As American fans of the best-selling Swedish crime novelist Stieg Larsson await the release on Tuesday of the third book in his Millennium trilogy, they might want to catch up on the bloodline of his fiercely unconventional and darkly kooky antiheroine — the girl with the dragon tattoo, the girl who played with fire and the girl who kicked the hornet’s nest.
They need only read the tales of Pippi Longstocking — the fiercely independent and cheerfully kooky 9-year-old who has been a soul mate to generations of children longing to color outside the lines.

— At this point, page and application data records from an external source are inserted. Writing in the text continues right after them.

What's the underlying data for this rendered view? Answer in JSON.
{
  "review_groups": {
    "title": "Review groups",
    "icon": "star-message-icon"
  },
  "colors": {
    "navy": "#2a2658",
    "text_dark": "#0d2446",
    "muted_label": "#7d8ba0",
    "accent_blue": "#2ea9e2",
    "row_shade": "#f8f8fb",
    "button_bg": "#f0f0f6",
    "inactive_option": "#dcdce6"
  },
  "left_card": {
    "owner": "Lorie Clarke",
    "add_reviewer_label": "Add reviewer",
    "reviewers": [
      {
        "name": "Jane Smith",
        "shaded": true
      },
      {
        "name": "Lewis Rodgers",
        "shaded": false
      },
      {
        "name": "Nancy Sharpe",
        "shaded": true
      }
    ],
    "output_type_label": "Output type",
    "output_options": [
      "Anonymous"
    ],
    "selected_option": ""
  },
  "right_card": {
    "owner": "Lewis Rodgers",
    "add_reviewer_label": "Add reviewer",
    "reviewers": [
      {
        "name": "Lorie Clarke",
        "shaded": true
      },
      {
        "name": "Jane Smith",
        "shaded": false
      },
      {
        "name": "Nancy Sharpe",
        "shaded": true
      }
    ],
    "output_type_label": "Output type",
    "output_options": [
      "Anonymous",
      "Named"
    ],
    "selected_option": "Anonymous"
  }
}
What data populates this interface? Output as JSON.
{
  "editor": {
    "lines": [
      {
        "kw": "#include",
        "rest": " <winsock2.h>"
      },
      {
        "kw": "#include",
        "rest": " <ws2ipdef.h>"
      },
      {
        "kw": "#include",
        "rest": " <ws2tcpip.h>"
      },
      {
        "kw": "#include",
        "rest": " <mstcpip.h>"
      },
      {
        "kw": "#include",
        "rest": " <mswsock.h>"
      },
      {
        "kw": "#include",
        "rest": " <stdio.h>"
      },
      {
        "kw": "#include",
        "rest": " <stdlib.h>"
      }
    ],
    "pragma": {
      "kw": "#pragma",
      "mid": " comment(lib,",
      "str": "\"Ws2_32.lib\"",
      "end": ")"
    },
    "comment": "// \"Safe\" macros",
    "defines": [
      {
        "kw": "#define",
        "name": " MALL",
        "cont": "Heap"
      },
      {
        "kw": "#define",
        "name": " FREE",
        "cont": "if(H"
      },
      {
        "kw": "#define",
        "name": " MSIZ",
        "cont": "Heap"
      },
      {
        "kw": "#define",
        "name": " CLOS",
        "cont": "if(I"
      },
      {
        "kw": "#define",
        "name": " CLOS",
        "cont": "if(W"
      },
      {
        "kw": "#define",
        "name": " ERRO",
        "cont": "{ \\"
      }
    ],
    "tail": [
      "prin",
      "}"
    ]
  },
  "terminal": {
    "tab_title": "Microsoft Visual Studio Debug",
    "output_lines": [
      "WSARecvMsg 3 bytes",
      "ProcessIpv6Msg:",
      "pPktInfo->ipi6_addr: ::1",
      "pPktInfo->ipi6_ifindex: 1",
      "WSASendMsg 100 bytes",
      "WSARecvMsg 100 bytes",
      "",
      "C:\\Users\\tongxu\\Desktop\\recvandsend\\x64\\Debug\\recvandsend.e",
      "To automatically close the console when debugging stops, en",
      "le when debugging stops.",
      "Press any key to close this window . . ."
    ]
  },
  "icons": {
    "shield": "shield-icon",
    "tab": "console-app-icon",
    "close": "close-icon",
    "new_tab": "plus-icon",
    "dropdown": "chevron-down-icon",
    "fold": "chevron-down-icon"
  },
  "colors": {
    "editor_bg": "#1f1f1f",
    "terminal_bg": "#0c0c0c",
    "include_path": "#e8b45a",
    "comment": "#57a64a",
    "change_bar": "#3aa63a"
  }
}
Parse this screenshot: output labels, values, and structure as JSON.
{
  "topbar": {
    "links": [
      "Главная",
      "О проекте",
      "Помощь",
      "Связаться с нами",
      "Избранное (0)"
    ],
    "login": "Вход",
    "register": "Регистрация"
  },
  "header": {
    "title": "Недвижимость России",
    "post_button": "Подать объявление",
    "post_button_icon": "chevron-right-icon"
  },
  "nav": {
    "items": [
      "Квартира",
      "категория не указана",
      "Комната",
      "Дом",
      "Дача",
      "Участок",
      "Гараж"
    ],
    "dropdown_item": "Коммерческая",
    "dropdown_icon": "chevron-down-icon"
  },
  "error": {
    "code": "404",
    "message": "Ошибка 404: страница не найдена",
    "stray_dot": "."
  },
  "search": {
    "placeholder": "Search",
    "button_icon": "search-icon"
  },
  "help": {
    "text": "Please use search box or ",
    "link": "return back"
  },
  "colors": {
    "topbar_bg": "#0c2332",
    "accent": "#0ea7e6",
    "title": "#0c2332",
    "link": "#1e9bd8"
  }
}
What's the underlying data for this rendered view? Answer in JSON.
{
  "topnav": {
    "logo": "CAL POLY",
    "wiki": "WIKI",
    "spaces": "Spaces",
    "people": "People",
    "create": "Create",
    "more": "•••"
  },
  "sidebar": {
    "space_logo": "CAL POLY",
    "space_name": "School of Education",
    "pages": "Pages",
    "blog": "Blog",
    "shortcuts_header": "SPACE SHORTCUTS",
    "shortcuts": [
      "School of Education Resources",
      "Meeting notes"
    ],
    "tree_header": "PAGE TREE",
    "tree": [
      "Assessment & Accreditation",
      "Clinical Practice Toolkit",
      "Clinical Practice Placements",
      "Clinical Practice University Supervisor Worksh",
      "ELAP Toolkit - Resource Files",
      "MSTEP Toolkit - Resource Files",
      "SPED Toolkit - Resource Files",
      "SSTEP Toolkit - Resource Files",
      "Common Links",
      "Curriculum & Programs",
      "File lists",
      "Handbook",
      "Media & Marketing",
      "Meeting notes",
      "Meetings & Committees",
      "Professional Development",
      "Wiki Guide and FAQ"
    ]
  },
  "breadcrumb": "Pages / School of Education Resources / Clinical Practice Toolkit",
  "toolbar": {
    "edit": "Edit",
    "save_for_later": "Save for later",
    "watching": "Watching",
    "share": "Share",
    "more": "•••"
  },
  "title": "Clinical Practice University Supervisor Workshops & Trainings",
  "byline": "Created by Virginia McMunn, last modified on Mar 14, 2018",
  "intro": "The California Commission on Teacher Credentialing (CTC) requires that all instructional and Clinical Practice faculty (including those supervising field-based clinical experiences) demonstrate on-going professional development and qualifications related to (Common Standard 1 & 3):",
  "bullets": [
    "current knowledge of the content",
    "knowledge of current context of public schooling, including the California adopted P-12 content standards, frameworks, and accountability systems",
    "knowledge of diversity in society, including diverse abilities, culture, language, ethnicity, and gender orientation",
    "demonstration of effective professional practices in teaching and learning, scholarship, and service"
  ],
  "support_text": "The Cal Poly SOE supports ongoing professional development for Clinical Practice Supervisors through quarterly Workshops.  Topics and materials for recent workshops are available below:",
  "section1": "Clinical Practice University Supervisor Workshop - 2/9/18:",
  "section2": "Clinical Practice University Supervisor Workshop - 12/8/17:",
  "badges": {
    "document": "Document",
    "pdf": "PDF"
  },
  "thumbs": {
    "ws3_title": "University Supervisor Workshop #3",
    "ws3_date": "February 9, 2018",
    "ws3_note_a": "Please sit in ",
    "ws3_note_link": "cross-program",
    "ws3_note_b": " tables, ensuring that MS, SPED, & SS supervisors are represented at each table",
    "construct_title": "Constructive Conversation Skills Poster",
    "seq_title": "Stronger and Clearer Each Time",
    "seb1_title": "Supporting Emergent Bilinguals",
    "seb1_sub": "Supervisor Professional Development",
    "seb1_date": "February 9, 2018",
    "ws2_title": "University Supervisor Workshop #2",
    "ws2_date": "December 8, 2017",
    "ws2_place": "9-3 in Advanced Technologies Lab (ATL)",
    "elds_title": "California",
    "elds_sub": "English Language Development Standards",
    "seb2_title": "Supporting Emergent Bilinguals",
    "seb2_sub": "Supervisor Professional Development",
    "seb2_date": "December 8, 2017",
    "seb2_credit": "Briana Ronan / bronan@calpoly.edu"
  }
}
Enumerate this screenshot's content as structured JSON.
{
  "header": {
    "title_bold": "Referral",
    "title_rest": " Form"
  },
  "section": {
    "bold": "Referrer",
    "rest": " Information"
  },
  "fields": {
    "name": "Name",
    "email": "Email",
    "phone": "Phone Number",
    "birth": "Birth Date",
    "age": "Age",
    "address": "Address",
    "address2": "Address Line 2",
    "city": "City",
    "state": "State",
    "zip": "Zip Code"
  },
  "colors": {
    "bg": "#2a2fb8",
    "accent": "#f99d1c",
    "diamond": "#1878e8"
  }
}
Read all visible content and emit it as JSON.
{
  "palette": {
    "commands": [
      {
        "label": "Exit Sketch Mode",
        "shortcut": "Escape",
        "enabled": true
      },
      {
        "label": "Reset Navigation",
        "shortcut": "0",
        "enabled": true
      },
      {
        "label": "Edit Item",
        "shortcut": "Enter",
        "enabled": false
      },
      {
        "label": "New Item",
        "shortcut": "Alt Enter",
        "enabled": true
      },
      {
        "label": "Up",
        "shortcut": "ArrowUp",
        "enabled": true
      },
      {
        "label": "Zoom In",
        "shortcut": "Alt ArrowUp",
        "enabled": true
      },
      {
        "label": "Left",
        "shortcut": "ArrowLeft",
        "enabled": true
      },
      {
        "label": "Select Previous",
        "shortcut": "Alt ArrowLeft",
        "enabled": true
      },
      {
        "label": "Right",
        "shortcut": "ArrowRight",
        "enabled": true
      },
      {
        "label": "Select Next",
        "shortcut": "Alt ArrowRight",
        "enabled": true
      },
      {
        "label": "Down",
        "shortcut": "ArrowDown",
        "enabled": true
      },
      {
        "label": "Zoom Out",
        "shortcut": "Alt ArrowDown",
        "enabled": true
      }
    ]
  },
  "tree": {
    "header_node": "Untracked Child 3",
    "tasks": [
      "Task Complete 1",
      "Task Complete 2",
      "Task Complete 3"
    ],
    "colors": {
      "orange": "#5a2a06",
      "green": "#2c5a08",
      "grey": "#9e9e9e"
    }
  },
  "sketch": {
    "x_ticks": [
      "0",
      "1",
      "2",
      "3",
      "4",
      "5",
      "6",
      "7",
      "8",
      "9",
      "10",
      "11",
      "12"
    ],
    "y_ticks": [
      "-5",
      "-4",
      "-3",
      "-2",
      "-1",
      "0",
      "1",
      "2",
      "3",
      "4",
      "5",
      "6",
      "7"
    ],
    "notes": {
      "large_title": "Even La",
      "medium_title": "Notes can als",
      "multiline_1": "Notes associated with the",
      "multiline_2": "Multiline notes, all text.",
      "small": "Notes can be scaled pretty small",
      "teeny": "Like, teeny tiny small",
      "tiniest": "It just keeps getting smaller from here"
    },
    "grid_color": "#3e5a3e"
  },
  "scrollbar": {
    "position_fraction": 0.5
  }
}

An old colleague of Mr. Larsson’s has said they once talked about how certain characters from children’s books would manage and behave if they were older. Mr. Larsson especially liked the idea of a grown-up Pippi, a dysfunctional girl, probably with attention deficit disorder, who would have had a hard time finding a place in society but would nonetheless take a firm hand in directing her own destiny. That musing led to the creation of Lisbeth Salander, the central character in Mr. Larsson’s trilogy. So how does Lisbeth compare to Pippi, the creation of the earlier Swedish author Astrid Lindgren?